Copy every line from the records below that holds the word "icon".

_____

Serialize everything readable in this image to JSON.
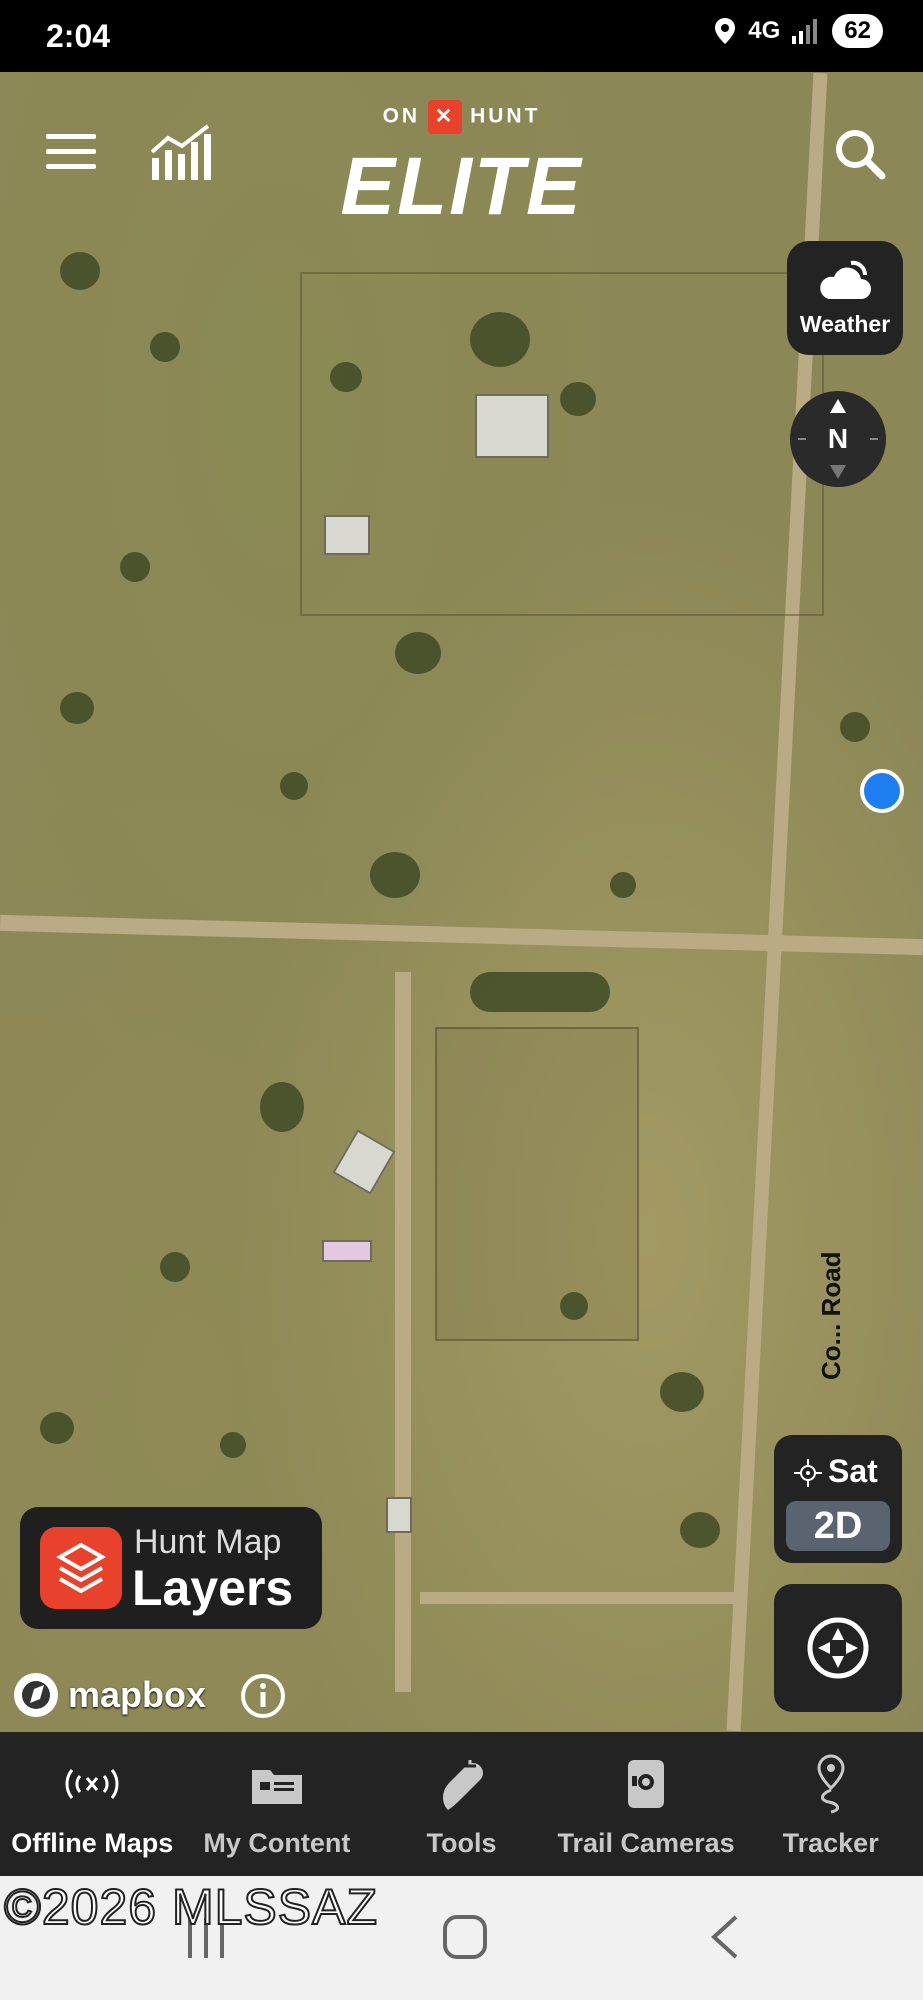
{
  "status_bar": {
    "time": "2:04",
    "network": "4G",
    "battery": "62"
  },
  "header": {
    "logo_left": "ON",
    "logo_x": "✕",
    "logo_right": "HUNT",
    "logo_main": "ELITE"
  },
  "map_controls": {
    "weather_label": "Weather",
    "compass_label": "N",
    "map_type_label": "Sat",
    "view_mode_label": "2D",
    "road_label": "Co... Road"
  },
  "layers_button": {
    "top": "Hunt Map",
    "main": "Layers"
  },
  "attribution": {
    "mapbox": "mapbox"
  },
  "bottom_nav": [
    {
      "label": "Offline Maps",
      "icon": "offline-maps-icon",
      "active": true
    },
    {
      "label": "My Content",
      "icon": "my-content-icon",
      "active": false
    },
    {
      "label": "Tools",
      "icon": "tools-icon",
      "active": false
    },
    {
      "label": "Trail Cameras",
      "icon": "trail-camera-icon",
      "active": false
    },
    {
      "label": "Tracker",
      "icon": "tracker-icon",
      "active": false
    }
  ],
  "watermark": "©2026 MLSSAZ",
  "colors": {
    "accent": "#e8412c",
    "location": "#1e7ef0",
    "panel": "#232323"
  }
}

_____

§ **Solution**
      "icon": "offline-maps-icon",
      "icon": "my-content-icon",
      "icon": "tools-icon",
      "icon": "trail-camera-icon",
      "icon": "tracker-icon",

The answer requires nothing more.